- IV: (+)ssRNA viruses (+ strand or sense) RNA (e.g. Picornaviruses, Togaviruses)
- V: (−)ssRNA viruses (− strand or antisense) RNA (e.g. Orthomyxoviruses, Rhabdoviruses)
- VI: ssRNA-RT viruses (+ strand or sense) RNA with DNA intermediate in life-cycle (e.g. Retroviruses)
"Sense" in RNA means "ready to make proteins, as messenger RNA does".
"Antisense" in RNA means "complementary to messenger RNA". In complete complementarity each nucleotide is across from its opposite number, so antisense RNA can produce sense RNA.
Mutation rates[change | change source]
RNA viruses have very high mutation rates compared to DNA viruses. This is because viral RNA polymerases lack the proof-reading ability of DNA polymerases. This explains why it is difficult to make effective vaccines to prevent diseases caused by RNA viruses.
Some genes of RNA virus are important to the viral replication cycles and mutations are not tolerated. For example, the bit of the hepatitis C virus genome which encodes the core protein is highly conserved, because it is essential to start translation.

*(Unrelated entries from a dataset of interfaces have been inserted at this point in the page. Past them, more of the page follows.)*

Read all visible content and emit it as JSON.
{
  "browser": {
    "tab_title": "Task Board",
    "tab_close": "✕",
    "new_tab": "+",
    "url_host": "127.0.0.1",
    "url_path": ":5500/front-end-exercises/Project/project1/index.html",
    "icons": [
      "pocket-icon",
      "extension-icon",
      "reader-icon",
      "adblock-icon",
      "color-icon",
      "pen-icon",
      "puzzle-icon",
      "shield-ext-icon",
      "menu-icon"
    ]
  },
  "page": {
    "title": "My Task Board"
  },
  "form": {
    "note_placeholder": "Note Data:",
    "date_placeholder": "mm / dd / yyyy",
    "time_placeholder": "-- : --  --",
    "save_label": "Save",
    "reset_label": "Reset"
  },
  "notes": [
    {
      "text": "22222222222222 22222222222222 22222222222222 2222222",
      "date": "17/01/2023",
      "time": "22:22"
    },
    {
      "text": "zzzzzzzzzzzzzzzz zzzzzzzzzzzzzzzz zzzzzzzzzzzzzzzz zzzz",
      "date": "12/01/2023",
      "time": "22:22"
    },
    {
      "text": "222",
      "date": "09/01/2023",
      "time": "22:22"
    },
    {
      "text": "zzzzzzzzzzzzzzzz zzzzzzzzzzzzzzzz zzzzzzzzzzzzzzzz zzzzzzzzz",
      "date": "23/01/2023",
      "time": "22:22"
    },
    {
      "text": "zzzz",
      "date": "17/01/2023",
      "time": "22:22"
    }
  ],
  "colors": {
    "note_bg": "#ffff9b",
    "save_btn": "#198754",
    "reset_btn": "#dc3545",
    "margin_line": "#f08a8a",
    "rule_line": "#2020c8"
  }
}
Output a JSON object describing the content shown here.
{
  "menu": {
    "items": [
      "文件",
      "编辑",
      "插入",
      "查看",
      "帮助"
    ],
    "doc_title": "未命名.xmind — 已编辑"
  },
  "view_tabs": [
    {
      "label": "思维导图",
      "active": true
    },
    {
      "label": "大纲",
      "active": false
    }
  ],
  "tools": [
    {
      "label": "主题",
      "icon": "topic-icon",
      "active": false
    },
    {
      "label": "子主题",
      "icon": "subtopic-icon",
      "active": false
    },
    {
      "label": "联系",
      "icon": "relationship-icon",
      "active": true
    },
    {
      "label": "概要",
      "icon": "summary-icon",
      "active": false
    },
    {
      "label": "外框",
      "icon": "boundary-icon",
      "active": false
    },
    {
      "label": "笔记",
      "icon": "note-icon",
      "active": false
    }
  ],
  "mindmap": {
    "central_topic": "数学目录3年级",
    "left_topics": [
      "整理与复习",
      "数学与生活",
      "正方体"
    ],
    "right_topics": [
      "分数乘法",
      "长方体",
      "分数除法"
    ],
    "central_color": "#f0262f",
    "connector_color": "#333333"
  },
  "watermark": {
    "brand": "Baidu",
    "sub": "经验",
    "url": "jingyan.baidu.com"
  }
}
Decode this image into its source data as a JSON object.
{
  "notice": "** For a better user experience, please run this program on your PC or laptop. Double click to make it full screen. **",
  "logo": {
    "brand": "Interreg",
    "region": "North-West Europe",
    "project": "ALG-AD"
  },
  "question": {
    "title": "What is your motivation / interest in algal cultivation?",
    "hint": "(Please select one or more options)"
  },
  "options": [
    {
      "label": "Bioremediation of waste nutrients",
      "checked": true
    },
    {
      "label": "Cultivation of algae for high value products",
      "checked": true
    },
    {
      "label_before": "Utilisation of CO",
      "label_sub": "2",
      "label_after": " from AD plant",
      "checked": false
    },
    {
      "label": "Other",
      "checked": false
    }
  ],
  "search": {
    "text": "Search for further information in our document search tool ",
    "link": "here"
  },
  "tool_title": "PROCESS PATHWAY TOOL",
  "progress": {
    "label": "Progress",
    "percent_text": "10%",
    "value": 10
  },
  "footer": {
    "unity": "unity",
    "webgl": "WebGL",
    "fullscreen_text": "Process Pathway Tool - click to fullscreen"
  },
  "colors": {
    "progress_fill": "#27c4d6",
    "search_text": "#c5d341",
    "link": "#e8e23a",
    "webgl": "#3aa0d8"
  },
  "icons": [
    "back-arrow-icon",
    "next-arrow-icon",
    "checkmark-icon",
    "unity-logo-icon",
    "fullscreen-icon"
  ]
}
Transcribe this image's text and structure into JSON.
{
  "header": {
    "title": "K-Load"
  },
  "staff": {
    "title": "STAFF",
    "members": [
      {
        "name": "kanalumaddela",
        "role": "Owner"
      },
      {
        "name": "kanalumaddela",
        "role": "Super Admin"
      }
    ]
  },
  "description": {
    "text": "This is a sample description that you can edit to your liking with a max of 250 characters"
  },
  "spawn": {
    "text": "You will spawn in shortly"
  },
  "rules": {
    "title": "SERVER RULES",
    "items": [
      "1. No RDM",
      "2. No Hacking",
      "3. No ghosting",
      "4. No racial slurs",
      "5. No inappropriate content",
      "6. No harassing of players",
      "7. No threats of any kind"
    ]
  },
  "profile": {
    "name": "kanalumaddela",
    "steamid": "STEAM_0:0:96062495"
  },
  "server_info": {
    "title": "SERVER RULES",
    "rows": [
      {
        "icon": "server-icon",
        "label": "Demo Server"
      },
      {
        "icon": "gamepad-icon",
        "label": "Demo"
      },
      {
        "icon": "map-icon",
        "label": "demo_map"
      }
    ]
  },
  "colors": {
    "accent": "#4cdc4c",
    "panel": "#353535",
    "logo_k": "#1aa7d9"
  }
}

Related pages[change | change source]
References[change | change source]
- Klein, Donald W.; Prescott, Lansing M.; Harley, John (1993). Microbiology. Dubuque, Iowa: Wm. C. Brown. ISBN 0-697-01372-3.
- Martinez MA, et al. (2012). "Quasispecies dynamics of RNA viruses". In Witzany, G. Viruses: essential agents of life. Springer. pp. 21–42. ISBN 978-94-007-4898-9.
- Steinhauer DA, Holland JJ (1987). "Rapid evolution of RNA viruses". Annu. Rev. Microbiol. 41: 409–33. doi:10.1146/annurev.mi.41.100187.002205. PMID 3318675.
- Bukh J, Purcell RH, Miller RH (1994). "Sequence analysis of the core gene of 14 hepatitis C virus genotypes". Proc. Natl. Acad. Sci. U.S.A. 91 (17): 8239–43. doi:10.1073/pnas.91.17.8239. PMC 44581. PMID 8058787.
- Tuplin A, Evans DJ, Simmonds P (2004). "Detailed mapping of RNA secondary structures in core and NS5B-encoding region sequences of hepatitis C virus by RNase cleavage and novel bioinformatic prediction methods". J. Gen. Virol. 85 (Pt 10): 3037–47. doi:10.1099/vir.0.80141-0. PMID 15448367.